In the news today: Toronto's decriminalization bid concerned feds

Here is a roundup of stories from The Canadian Press designed to bring you up to speed on what you need to know today...

Addictions minister had 'deep concerns' with Toronto's decriminalization pitch

Federal Addictions Minister Ya'ara Saks says she had "deep concerns" about the lack of limits Toronto put on its now-rejected pitch to decriminalize the possession of illegal drugs — and the city health agency's refusal to make any changes. Earlier this month, Saks told reporters that Toronto Public Health's long-standing application was "dormant," then announced its denial days later, on a Friday evening before a long weekend. The minister now says the proposal did not include age restrictions or limits on the amount of drugs a person could have in their possession.

Unknown Newfoundland soldier's remains coming home

The remains of an unknown Newfoundland soldier who died in France during the First World War are expected to arrive Saturday in St. John’s. Preparations are being made for a solemn reburial ceremony on July 1. In Newfoundland and Labrador, July 1st is Memorial Day, a time to remember the hundreds of young men from the Newfoundland Regiment who died on that day in 1916, during a disastrous battle at Beaumont-Hamel. On Saturday, the government of France is expected to formally transfer the remains to the governments of Canada and Newfoundland and Labrador during a repatriation ceremony at Beaumont-Hamel.

Trucker in Broncos crash faces deportation hearing

A deportation hearing for the truck driver who caused the deadly Humboldt Broncos bus crash six years ago is set for today. Jaskirat Singh Sidhu was sentenced to eight years in prison after pleading guilty to causing the 2018 crash in Saskatchewan that killed 16 people and injured 13 others. The rookie Calgary trucker, a newly married permanent resident from India, barrelled through a stop sign at a rural intersection near Tisdale, Saskatchewan, and drove into the path of the bus carrying the junior hockey team to a playoff game.

Search for truth goes on: Pickton victim advocates

Advocates for the alleged victims of B.C. serial killer Robert Pickton say they remain focused on getting justice for the women, as Pickton lies in a Quebec hospital in a coma after being attacked in prison. Angela Marie MacDougall, the executive director of Battered Women's Support Services, reflected on the assault that Quebec police say left Pickton with life-threatening injuries. MacDougall says "there's something to be said about jailhouse justice." Pickton was convicted in 2007 on six counts of second-degree murder of six women but is suspected of killing dozens more who went missing from Vancouver's Downtown Eastside.

Competition Bureau probes Sobeys, Loblaws owners

Canada's Competition Bureau has launched investigations into the parent companies of grocery chains Loblaws and Sobeys for alleged anticompetitive conduct.
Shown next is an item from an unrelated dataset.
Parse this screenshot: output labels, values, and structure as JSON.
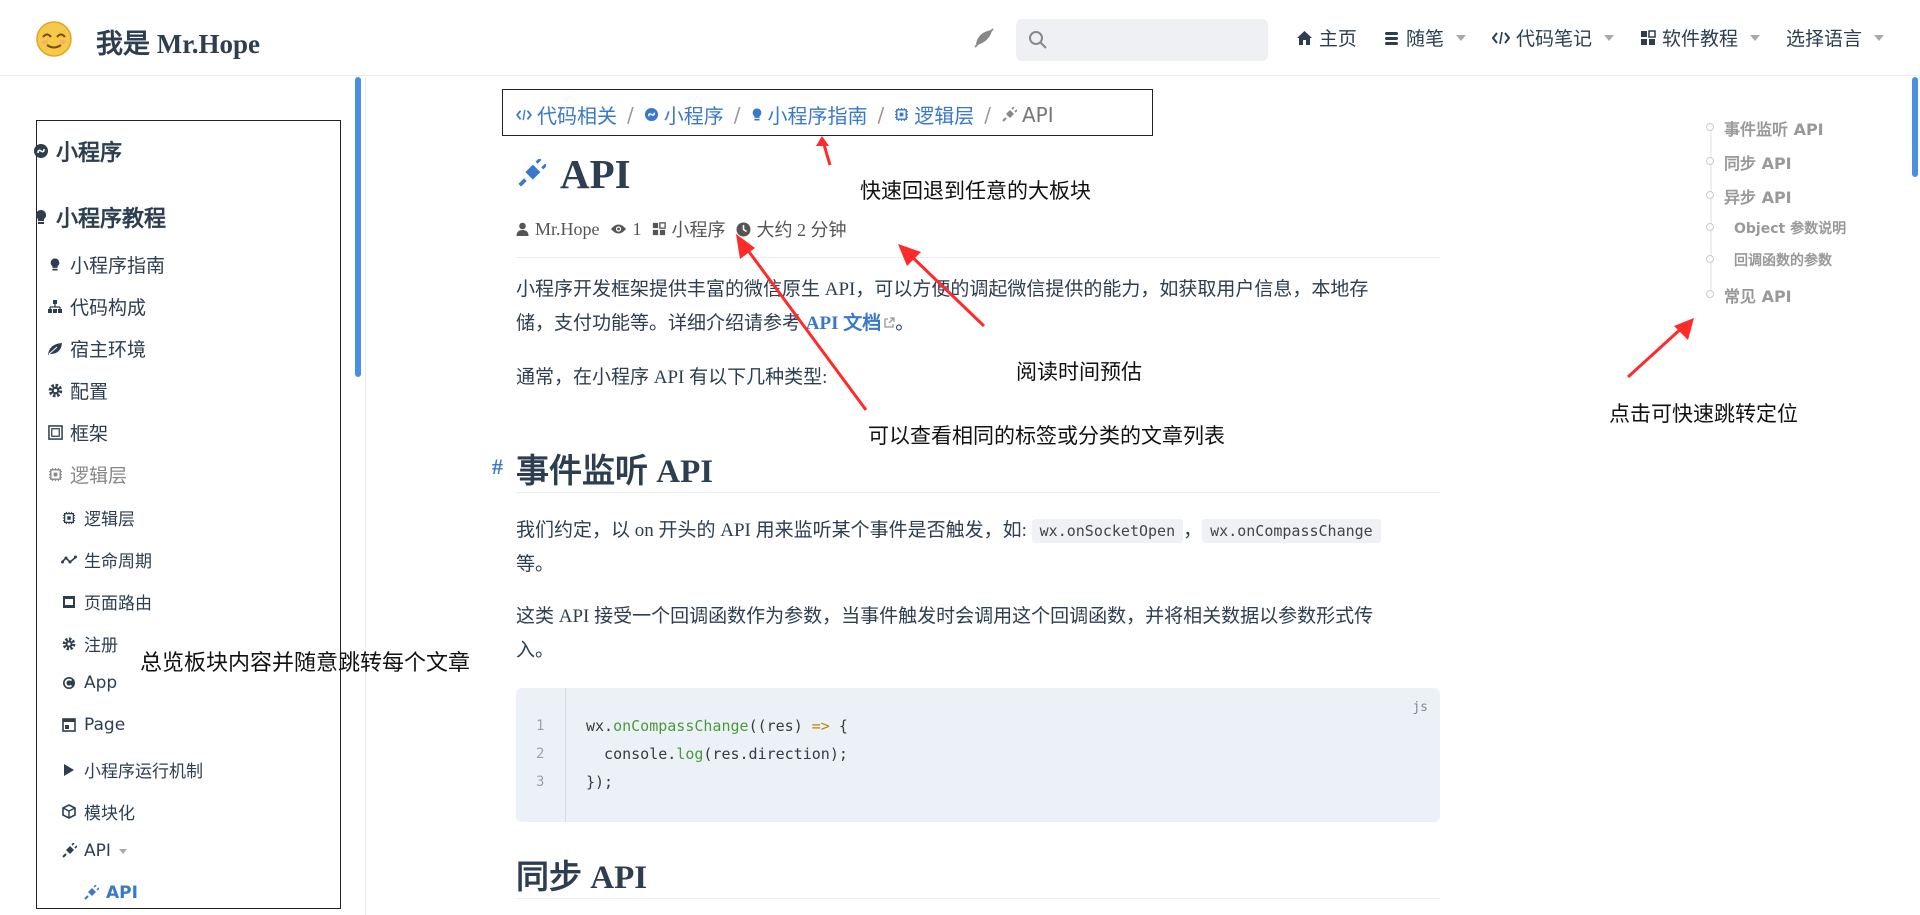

The Federal Court documents show the Commissioner of Competition launched the probes on March 1st, saying there's reason to believe the firms' use of so-called property controls limits retail grocery competition. The commissioner claims the controls that the grocery giants have baked into lease agreements are designed to restrict other potential tenants and their activities and are hampering competition in the grocery market.

Outdated rules and mounting losses: Can anything be done to fix Canada Post?

Experts say Canada Post needs drastic measures to staunch the fiscal bleeding and revamp its operations after a tough decade. The Crown corporation lost $748 million before taxes in 2023, its second-worst year on record as Canadians sent fewer letters while competitors gobbled up even more of the parcel market. Canada Post says households received seven letters a week on average in 2006, but only two per week last year, though its charter still requires daily rounds to every address. Some observers see higher stamp prices, a more efficient delivery network and expansion into new fields — from banking to various government services — among the routes to profitability.

This report by The Canadian Press was first published May 24, 2024.

The Canadian Press